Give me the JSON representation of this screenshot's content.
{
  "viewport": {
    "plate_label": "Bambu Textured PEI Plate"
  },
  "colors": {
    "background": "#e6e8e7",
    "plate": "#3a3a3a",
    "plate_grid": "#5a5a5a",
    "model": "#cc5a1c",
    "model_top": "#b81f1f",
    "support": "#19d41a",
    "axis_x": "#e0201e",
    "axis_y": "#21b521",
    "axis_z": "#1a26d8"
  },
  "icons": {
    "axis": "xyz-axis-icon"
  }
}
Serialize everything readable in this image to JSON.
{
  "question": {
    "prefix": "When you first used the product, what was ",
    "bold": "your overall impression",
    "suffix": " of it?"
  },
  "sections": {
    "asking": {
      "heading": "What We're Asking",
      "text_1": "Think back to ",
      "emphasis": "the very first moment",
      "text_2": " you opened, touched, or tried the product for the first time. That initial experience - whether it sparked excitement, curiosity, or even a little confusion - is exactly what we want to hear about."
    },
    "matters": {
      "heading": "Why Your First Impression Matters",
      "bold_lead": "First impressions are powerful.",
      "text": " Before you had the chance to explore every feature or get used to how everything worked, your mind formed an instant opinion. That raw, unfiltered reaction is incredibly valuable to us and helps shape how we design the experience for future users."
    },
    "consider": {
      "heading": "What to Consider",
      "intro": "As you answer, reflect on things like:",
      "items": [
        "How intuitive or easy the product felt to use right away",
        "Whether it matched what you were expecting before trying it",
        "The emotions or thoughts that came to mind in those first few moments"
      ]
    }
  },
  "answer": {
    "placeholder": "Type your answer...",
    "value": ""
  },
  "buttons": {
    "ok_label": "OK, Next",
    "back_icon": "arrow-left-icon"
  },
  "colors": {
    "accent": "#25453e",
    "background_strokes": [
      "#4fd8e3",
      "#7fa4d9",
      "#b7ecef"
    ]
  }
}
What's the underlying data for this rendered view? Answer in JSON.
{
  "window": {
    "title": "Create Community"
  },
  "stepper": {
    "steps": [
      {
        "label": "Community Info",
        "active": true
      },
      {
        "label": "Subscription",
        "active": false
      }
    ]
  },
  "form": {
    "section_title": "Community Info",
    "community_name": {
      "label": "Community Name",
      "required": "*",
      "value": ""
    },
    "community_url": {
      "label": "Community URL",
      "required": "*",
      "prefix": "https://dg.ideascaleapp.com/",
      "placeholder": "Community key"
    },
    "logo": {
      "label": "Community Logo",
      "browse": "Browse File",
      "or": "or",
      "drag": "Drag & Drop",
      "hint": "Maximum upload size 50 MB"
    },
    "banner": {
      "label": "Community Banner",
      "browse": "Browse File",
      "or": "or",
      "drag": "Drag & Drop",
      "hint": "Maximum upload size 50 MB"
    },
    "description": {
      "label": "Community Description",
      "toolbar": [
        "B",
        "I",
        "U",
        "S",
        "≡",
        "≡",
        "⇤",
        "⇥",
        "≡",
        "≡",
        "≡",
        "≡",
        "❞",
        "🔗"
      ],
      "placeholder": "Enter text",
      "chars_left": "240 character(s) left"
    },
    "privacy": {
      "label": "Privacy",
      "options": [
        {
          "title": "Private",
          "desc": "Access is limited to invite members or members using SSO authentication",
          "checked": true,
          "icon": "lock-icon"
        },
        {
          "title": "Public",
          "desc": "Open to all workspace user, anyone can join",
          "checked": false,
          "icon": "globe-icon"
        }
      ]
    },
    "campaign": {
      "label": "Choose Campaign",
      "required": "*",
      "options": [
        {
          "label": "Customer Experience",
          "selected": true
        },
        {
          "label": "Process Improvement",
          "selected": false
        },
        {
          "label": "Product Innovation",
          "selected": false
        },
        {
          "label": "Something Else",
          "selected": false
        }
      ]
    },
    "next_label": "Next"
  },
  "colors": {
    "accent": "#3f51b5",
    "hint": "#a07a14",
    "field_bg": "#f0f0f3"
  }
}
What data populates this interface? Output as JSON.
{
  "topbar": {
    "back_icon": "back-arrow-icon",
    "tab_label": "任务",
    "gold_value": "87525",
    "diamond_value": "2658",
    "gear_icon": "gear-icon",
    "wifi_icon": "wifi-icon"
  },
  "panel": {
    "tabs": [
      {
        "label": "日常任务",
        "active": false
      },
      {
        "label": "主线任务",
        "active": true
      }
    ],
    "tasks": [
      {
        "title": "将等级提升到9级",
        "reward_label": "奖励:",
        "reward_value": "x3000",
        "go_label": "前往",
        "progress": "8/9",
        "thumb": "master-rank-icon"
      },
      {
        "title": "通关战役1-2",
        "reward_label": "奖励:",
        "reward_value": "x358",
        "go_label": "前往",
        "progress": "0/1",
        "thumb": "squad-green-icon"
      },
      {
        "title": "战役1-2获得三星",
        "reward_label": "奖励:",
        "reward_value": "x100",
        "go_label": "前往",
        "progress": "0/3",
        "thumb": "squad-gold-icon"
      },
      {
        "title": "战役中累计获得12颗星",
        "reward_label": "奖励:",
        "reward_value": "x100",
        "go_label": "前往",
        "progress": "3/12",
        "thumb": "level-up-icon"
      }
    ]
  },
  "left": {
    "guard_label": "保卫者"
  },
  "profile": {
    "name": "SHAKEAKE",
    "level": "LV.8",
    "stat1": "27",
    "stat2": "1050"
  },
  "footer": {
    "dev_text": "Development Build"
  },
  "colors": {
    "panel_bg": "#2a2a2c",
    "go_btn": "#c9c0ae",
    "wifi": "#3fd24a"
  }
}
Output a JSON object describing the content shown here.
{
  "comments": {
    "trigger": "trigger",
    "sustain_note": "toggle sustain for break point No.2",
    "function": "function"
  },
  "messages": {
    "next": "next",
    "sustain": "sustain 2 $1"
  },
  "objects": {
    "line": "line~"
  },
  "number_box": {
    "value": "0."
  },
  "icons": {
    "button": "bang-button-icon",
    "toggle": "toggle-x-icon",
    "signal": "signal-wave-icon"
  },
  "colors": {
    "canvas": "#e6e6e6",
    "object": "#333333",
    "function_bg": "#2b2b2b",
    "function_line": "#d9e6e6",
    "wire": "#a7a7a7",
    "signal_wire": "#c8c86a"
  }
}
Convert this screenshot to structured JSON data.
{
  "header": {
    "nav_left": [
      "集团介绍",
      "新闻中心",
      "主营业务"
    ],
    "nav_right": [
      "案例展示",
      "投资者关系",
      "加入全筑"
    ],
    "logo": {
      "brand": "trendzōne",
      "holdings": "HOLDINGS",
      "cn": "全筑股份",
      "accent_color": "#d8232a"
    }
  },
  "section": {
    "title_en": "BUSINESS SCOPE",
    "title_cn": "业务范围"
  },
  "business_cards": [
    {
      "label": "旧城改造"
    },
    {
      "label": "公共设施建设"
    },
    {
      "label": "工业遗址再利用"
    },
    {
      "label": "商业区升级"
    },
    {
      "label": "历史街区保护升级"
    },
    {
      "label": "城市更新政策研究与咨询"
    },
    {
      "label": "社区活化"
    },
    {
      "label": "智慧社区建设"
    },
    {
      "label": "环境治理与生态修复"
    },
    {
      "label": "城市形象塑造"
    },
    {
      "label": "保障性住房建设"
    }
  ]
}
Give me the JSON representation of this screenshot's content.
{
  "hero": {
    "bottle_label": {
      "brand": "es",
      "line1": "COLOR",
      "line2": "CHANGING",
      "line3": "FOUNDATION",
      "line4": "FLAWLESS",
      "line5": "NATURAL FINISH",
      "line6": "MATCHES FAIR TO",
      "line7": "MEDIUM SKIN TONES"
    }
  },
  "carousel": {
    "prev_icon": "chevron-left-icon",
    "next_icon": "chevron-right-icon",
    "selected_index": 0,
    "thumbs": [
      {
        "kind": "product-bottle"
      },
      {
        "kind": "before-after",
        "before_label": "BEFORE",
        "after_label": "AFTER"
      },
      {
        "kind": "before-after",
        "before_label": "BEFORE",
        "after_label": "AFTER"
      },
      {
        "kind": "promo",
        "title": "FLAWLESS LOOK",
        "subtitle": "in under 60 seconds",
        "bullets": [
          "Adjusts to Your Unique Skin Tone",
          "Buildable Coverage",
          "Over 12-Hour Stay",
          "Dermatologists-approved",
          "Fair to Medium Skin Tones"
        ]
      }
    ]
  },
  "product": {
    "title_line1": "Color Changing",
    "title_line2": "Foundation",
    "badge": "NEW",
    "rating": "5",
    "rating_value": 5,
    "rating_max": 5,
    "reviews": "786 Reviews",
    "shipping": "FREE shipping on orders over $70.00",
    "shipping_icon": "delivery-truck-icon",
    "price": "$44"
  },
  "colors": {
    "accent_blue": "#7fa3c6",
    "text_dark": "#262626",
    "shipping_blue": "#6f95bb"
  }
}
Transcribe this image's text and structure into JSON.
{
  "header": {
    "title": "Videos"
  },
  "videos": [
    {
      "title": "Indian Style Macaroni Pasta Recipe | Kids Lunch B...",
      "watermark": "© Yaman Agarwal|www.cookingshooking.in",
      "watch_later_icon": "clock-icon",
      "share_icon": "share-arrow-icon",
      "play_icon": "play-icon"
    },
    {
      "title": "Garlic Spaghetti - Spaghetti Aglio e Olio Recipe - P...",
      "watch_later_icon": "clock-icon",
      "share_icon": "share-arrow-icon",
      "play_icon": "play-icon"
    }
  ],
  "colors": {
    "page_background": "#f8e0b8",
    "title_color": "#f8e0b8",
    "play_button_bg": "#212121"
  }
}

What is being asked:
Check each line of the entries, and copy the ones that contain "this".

The answer:
Give me the JSON representation of this screenshot's content.
Serialize everything readable in this image to JSON.
What's the underlying data for this rendered view? Answer in JSON.
What data populates this interface? Output as JSON.
Convert this screenshot to structured JSON data.
Give me the JSON representation of this screenshot's content.
Transcribe this image's text and structure into JSON.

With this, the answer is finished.